_What this task involves_
Pictures excluded, return every entry exactly, please.

(Data excerpts)
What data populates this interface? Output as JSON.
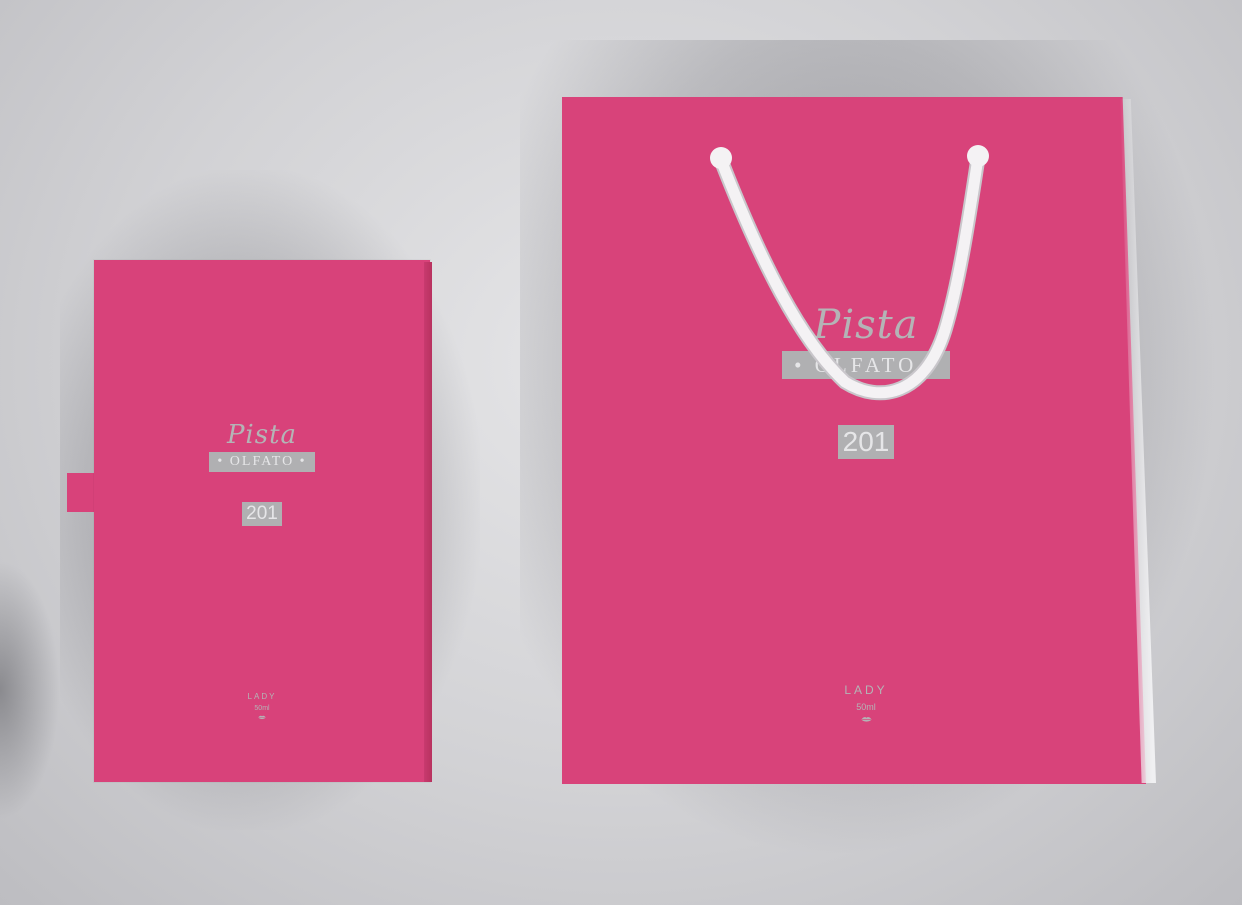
{
  "scene": {
    "background_color": "#d6d6d8",
    "package_color": "#d8427a",
    "print_color": "#b0b0b2",
    "rope_color": "#f4f2f4"
  },
  "box": {
    "script_text": "Pista",
    "band_text": "• OLFATO •",
    "number": "201",
    "variant": "LADY",
    "volume": "50ml",
    "icon": "lips-icon"
  },
  "bag": {
    "script_text": "Pista",
    "band_text": "• OLFATO •",
    "number": "201",
    "variant": "LADY",
    "volume": "50ml",
    "icon": "lips-icon"
  }
}
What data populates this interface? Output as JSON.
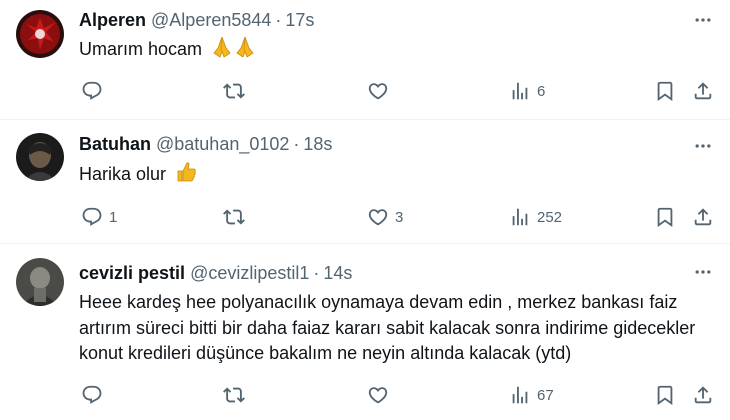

_Result_
What data populates this interface? Output as JSON.
{
  "scene": {
    "background_color": "#d6d6d8",
    "package_color": "#d8427a",
    "print_color": "#b0b0b2",
    "rope_color": "#f4f2f4"
  },
  "box": {
    "script_text": "Pista",
    "band_text": "• OLFATO •",
    "number": "201",
    "variant": "LADY",
    "volume": "50ml",
    "icon": "lips-icon"
  },
  "bag": {
    "script_text": "Pista",
    "band_text": "• OLFATO •",
    "number": "201",
    "variant": "LADY",
    "volume": "50ml",
    "icon": "lips-icon"
  }
}
What data populates this interface? Output as JSON.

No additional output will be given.